Problem to work on: Report every line below that carries the word "TEST".
BEGIN Records for this exercise
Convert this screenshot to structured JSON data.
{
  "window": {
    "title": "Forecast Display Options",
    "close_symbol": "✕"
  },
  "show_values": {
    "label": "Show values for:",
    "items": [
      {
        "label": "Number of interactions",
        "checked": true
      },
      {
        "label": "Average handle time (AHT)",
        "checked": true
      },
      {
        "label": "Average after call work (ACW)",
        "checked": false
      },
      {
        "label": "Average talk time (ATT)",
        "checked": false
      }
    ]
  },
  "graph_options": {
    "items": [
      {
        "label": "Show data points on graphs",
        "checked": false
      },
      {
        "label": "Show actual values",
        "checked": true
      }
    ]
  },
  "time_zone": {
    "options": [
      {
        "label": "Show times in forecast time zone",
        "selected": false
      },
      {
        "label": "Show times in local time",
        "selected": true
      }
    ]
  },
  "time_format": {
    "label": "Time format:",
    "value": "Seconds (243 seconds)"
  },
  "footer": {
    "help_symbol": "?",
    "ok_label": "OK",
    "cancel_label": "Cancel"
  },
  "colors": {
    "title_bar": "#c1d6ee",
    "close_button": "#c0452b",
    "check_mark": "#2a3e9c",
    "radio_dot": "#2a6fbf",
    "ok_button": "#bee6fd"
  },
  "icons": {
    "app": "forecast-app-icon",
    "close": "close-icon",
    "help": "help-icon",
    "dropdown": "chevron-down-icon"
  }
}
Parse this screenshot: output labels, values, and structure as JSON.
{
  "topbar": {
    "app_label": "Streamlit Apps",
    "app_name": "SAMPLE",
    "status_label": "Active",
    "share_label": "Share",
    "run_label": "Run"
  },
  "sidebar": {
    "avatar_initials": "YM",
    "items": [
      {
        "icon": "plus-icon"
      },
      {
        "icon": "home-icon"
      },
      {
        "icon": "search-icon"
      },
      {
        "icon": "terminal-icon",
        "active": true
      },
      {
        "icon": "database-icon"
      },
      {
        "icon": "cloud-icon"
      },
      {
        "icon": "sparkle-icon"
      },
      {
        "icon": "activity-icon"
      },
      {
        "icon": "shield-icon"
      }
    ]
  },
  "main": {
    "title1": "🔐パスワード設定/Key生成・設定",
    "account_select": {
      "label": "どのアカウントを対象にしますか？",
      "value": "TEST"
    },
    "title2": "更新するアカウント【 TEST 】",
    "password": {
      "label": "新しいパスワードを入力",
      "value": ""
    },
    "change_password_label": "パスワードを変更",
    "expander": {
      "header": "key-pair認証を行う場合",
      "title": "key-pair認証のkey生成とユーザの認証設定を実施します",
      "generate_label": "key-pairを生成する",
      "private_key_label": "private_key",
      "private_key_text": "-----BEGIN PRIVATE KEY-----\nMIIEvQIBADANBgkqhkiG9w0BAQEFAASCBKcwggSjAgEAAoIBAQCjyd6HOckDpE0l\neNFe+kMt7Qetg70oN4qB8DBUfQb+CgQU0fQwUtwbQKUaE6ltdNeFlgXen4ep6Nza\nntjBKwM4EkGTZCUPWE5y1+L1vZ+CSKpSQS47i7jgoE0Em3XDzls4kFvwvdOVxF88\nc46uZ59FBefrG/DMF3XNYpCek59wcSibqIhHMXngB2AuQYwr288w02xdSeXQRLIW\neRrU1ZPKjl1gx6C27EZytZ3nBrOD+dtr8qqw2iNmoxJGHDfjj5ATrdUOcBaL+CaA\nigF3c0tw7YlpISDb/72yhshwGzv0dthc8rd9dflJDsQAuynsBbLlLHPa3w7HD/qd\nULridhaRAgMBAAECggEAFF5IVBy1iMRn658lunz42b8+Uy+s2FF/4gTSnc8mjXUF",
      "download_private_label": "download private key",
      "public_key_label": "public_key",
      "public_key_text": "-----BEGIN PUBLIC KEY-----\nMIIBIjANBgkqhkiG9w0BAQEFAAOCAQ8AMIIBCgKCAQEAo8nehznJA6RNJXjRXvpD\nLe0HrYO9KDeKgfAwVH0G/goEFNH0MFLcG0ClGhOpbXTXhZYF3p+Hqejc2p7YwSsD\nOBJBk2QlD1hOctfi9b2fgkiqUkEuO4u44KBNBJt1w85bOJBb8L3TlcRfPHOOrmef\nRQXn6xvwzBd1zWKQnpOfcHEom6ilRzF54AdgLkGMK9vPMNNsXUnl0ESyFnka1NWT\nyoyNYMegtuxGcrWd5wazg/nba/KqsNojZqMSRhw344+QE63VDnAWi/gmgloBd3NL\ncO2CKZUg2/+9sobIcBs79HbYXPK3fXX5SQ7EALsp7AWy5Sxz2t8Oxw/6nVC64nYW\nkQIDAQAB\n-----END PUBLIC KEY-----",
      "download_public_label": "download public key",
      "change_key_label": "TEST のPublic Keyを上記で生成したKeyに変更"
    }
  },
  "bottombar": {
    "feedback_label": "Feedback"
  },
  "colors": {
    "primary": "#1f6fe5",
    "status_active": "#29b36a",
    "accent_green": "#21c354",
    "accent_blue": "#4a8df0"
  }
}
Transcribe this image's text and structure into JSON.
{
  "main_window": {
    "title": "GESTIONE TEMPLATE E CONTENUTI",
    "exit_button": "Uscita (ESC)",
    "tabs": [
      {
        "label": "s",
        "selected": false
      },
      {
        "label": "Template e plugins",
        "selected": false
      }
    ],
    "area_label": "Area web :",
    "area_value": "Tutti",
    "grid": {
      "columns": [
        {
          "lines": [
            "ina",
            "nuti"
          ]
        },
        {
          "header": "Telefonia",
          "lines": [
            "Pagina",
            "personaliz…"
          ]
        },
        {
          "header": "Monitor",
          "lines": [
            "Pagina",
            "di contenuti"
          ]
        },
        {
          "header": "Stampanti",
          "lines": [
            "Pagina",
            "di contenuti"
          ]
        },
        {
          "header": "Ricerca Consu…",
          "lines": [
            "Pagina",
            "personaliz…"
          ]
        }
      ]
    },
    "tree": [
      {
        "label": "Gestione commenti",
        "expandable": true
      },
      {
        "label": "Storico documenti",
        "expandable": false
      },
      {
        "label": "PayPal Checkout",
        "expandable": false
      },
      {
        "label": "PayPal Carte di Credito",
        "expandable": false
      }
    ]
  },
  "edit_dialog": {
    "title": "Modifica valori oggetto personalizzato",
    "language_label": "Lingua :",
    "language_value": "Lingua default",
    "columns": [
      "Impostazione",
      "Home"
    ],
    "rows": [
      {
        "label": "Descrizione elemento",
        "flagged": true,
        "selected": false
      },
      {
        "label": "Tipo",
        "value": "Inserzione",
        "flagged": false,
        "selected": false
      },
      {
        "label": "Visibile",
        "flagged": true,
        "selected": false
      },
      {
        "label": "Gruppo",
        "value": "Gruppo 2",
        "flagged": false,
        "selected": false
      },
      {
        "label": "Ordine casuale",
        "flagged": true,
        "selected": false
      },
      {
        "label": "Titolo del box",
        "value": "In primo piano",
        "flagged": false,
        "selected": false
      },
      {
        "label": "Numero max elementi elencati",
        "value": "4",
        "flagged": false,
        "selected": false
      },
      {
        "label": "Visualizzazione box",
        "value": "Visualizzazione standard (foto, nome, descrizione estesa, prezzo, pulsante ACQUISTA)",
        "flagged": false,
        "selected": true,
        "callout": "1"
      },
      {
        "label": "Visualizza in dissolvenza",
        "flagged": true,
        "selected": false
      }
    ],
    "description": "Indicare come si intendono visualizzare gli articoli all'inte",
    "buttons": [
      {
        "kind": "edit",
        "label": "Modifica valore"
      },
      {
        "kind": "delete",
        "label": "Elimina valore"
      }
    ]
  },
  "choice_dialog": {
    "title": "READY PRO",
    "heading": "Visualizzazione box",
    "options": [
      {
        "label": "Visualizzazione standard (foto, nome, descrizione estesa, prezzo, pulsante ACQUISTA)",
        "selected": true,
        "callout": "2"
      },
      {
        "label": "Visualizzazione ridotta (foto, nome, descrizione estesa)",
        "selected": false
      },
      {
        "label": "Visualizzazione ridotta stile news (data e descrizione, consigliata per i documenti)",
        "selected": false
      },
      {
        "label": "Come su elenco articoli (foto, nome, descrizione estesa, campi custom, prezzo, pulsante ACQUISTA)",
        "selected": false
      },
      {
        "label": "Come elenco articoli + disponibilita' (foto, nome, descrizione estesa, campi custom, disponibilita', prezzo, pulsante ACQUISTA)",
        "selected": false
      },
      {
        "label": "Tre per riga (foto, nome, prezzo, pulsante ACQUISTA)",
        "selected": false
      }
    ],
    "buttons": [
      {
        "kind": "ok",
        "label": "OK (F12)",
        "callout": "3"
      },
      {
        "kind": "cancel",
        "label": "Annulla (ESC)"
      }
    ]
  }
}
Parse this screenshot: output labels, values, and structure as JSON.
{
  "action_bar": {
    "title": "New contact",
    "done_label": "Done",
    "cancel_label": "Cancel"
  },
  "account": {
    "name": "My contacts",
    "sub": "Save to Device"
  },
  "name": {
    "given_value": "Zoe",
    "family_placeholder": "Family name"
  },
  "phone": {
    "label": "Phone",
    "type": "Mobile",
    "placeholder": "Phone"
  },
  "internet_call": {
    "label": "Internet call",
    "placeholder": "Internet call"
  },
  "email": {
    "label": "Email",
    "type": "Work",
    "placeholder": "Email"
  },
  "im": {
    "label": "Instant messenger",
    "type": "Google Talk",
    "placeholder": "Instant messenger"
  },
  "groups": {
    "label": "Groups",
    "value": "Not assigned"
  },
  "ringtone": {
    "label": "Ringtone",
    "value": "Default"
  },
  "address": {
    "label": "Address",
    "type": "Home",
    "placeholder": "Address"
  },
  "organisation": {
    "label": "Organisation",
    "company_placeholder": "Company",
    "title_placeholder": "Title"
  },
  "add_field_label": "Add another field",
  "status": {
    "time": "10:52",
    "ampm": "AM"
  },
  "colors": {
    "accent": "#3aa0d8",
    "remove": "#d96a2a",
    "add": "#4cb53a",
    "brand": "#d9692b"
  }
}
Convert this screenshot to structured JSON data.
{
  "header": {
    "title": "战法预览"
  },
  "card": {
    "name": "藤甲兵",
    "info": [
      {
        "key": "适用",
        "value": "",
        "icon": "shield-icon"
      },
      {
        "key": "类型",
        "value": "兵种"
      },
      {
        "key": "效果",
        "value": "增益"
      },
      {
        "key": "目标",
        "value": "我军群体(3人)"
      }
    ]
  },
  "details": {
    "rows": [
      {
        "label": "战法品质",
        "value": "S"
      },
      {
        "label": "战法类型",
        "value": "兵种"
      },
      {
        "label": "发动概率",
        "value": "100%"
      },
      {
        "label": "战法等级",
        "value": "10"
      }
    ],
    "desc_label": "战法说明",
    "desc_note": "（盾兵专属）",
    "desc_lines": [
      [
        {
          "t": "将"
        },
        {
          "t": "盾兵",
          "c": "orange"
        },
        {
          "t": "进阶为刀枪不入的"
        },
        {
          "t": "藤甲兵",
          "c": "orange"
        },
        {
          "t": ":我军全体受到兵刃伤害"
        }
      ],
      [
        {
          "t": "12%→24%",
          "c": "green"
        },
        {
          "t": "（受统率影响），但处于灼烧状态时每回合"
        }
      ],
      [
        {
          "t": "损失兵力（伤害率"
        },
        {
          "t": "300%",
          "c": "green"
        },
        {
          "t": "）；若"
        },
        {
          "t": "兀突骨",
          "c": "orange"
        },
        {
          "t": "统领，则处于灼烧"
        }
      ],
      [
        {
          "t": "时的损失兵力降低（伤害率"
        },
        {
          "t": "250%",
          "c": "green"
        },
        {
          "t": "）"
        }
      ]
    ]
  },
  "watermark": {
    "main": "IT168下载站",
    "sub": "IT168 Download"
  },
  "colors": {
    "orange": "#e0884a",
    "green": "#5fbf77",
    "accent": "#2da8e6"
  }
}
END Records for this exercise
Output for this exercise:
      "value": "TEST"
    "title2": "更新するアカウント【 TEST 】",
      "change_key_label": "TEST のPublic Keyを上記で生成したKeyに変更"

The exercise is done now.